It also makes clear to schools their duty to parents and the limits to their authority when parents are making decisions for their children. This legislation is critical for our families. There has been a rise in divisive ideology, like critical race theory, and sexually explicit information being taught in our schools, many times without the approval of parents.
While it may take a village to give a child a well-rounded raising, it does not give the village a right to inculcate children with a world view in opposition to parental wishes.”
Rep. Bob Good (R-5), whose sprawling district goes from the North Carolina line through Central Virginia to the Northern Virginia exurbs, tweeted: “House Republicans pass the Parents Bill of Rights! The right of parents to have control of their child’s education is non-negotiable.”
Rep. Jennifer Wexton, (D-10), Congresswoman from Northern Virginia, explained her opposition via this tweet: “This extreme bill brings culture wars into classrooms at the expense of our kids’ well-being. As a parent, I know what our schools need is better teacher pay, upgraded facilities, and programs to make up for lost learning—not banning books and censoring curriculum. I voted no.”
Now that the bill has passed the House, it heads to the Senate. However, as reported here, the Senate has had such a leisurely pace and with several members ill, it has not had a full vote in seven months.
As indicated by the House vote, the Democrat Party is on record as being against parental rights, which may prove hazardous in upcoming elections. For example, Virginia’s junior senator and failed vice-presidential candidate Tim Kaine (D) is running for re-election in 2024. Kaine’s wife and daughter of a former governor, Anne Holton, sparked a firestorm of controversy with she clashed with Northern Virginia parental-rights advocate, mother, immigrant from India, and State Board of Education nominee Suparna Dutta (as reported here.) The two clashed when Holton claimed America’s cornerstone documents The Declaration of Independence and Constitution are not “remarkable,” and she added fuel to the fire by helping orchestrate the Democrat-led State Senate to boot Dutta off the Board.
It is a little-known fact but, reportedly, since the State Senate voted to keep Dutta off the Board, that ban is life-long. In other words, if the Senate had merely not voted on Dutta’s appointment, then she would have been kept off but might have been appointed by a later governor. However, by taking the extreme step to vote against her, the Senate made the ban permanent. Sen. John Edwards (D-Roanoke), whose chief of staff is Roanoke City Council member Luke Priddy, cast one of the votes to kill her candidacy.
The fact that Democrats profess particular concern for women, immigrants, and people of color makes Holton’s and the other Democrats’ attacks against Dutta all the more shocking.

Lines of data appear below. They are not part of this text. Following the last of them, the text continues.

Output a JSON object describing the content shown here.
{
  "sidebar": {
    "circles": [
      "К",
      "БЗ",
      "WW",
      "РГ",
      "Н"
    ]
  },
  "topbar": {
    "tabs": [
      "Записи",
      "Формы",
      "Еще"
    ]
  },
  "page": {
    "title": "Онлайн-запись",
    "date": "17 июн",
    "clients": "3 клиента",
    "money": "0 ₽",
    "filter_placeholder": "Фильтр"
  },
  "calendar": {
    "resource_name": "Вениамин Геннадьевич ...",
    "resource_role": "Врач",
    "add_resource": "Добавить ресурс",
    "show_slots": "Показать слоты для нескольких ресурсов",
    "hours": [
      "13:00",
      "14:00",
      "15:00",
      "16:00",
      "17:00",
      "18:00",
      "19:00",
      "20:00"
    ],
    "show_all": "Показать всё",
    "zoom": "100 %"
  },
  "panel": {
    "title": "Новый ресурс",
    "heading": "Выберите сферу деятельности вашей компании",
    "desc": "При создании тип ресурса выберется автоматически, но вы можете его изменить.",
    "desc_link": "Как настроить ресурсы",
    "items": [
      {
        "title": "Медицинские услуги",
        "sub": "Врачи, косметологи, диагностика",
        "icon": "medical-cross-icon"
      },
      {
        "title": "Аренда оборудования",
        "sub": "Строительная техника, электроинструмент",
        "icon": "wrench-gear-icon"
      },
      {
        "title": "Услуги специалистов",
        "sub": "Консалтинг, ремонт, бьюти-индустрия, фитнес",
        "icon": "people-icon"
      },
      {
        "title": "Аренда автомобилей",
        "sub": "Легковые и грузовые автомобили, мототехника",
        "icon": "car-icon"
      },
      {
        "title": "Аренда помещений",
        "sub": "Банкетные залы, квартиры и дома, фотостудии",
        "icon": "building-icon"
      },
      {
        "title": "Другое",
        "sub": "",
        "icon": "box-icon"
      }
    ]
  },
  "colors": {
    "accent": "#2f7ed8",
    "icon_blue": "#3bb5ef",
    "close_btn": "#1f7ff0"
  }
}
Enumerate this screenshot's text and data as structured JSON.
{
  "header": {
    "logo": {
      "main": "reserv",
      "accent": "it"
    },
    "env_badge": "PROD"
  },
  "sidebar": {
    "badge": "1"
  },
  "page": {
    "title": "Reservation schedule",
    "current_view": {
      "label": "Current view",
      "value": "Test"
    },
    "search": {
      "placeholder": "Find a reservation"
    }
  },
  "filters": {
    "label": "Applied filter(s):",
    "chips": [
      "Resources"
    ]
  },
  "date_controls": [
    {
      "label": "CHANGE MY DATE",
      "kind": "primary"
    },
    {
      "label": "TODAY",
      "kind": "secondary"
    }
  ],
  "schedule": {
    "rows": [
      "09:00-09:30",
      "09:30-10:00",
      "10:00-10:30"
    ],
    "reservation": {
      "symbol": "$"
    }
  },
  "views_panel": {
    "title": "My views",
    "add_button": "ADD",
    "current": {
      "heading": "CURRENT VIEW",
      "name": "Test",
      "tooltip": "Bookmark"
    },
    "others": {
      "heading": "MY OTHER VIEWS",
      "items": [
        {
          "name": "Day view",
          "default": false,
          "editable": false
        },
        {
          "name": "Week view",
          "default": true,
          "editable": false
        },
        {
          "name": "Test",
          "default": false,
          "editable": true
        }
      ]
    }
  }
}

In the US Senate, Democrats hold a slender 51-49 majority. However, the issue of parental rights is one with a massive following that cuts across most political, racial, gender, geographic and economic lines. Sen. Kaine will be running for re-election where many parts of western and central Virginia voted for Republicans over Democrats by a 2 to 1 or 3 to 1 margin in 2021. Moreover, the Democrats’ 2024 re-election map is challenging and includes West Virginia’s Joe Manchin.
In fact, the fight over parental rights is documented through most of history. Taking children away from their families and traditions in hopes of making them obedient tools in service of king or state has long been a favorite practice of tyrants. As recorded in Daniel 1:1-7, in Bible times, King Nebuchadnezzar took a number of Jewish captives and brought them to Babylon to learn the Babylonians’ ways and forget their Jewish roots. In the 20th Century, fascist Germany forcibly brainwashed young people via the group Hitler’s Youth, while communist countries have done and do the same via Young Pioneers.
Here in Virginia, the role of parental rights and the related attacks on Ms. Dutta may play pivotal roles in the upcoming November elections as control of the General Assembly will be at stake.